He said: "I appreciate the fact that people want to have a sense of identity and the small scale brings with it a closer connection with local communities.
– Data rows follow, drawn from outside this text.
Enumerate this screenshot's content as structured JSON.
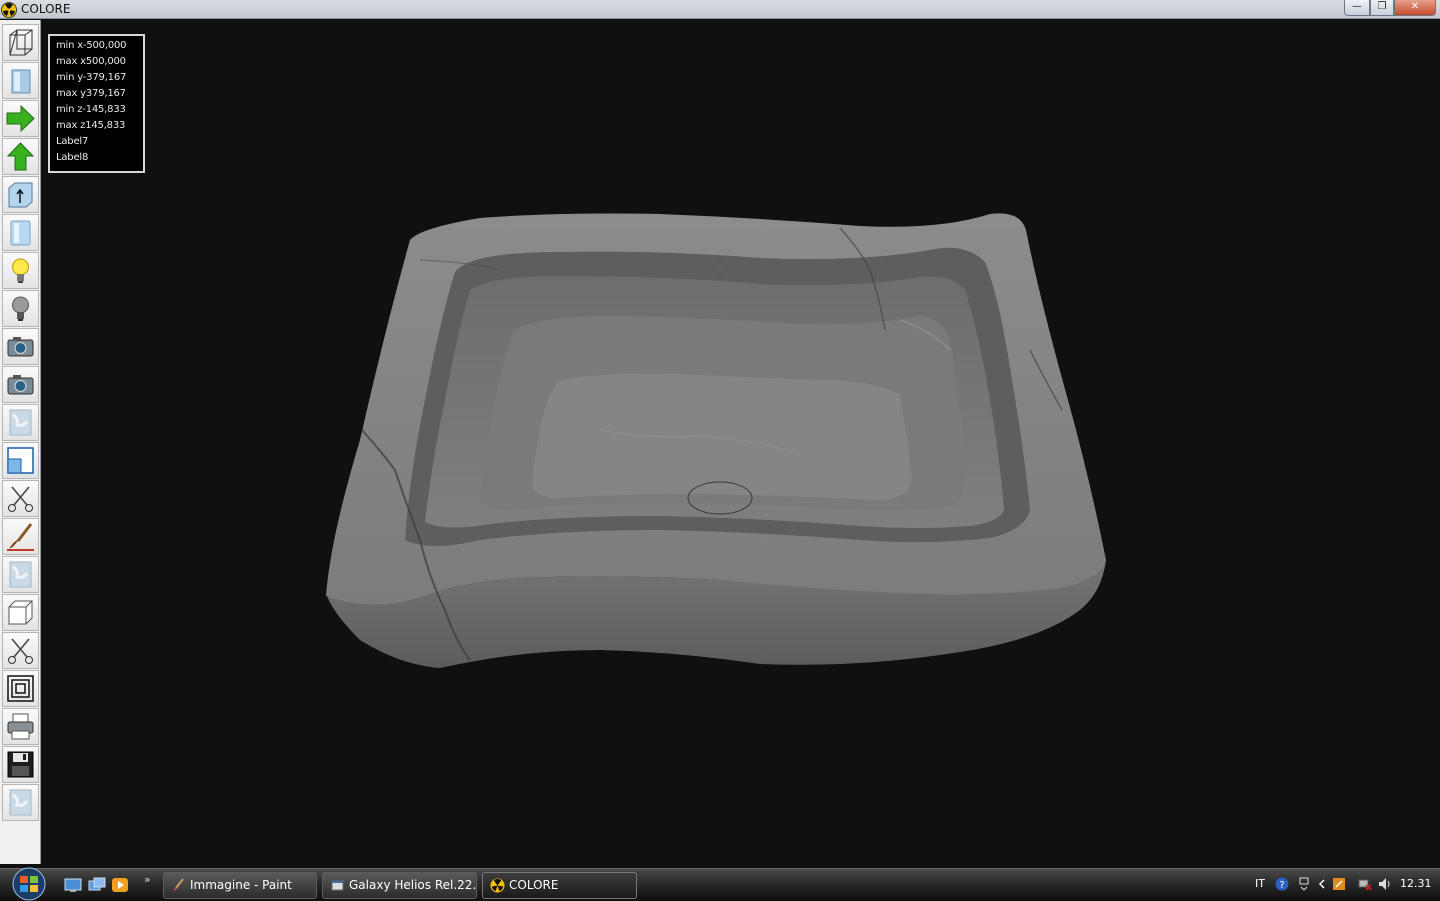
{
  "window": {
    "title": "COLORE"
  },
  "toolbar": {
    "tools": [
      {
        "name": "wireframe-view-icon"
      },
      {
        "name": "solid-view-icon"
      },
      {
        "name": "arrow-right-icon"
      },
      {
        "name": "arrow-up-icon"
      },
      {
        "name": "extrude-icon"
      },
      {
        "name": "cylinder-icon"
      },
      {
        "name": "light-on-icon"
      },
      {
        "name": "light-off-icon"
      },
      {
        "name": "camera-icon"
      },
      {
        "name": "camera-2-icon"
      },
      {
        "name": "texture-icon"
      },
      {
        "name": "window-resize-icon"
      },
      {
        "name": "scissors-icon"
      },
      {
        "name": "brush-icon"
      },
      {
        "name": "texture-2-icon"
      },
      {
        "name": "cube-icon"
      },
      {
        "name": "scissors-2-icon"
      },
      {
        "name": "concentric-squares-icon"
      },
      {
        "name": "printer-icon"
      },
      {
        "name": "save-disk-icon"
      },
      {
        "name": "texture-3-icon"
      }
    ]
  },
  "info": {
    "min_x": "min x-500,000",
    "max_x": "max x500,000",
    "min_y": "min y-379,167",
    "max_y": "max y379,167",
    "min_z": "min z-145,833",
    "max_z": "max z145,833",
    "label7": "Label7",
    "label8": "Label8"
  },
  "taskbar": {
    "tasks": [
      {
        "label": "Immagine - Paint",
        "icon": "paint-icon"
      },
      {
        "label": "Galaxy Helios  Rel.22...",
        "icon": "helios-icon"
      },
      {
        "label": "COLORE",
        "icon": "colore-icon"
      }
    ],
    "tray": {
      "language": "IT",
      "clock": "12.31"
    }
  },
  "colors": {
    "viewport_bg": "#101010",
    "marble": "#8a8a8a"
  }
}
But it doesn't feel to me as it that's got a long-term future.
"I appreciate the upheaval but I do think we need to move towards a model that provides a better value for money for taxpayers, and you're able to look much more strategically at these challenges like housing and transport.
"I will certainly be encouraging local councils to move in that direction."
Jenrick said he represents a constituency in which there are three small district councils.
The past year has seen a number of new unitary authorities created or confirmed, with the ability to carry out planning over a larger area, particularly with regards to housing numbers and infrastructure, cited as a key reason in each case.
In April, two new unitary authorities came into being in Dorset and a further two in Suffolk.
In May, Jenrick's predecessor James Brokenshire confirmed the creation of two new unitary authorities out of eight districts in Northamptonshire.
In November last year, Brokenshire announced that the government would support a new unitary authority for the whole of Buckinghamshire, replacing four districts.
Last year, Buckinghamshire County Council leader Martin Tett told Planning that "much of the benefit is about how the planning and growth agenda starts to come together under a unitary authority", rather than financial savings.
Elsewhere at the event, Jenrick said he was "now very strongly in favour of elected mayors", adding: "I would strongly encourage more parts of the country to take forward the mayoral model."
Elected mayoral models, most of which have strategic plan-making powers, have been established in six city regions and sub-regions across England.
A Planning feature examining what council mergers could mean for planning can be found here.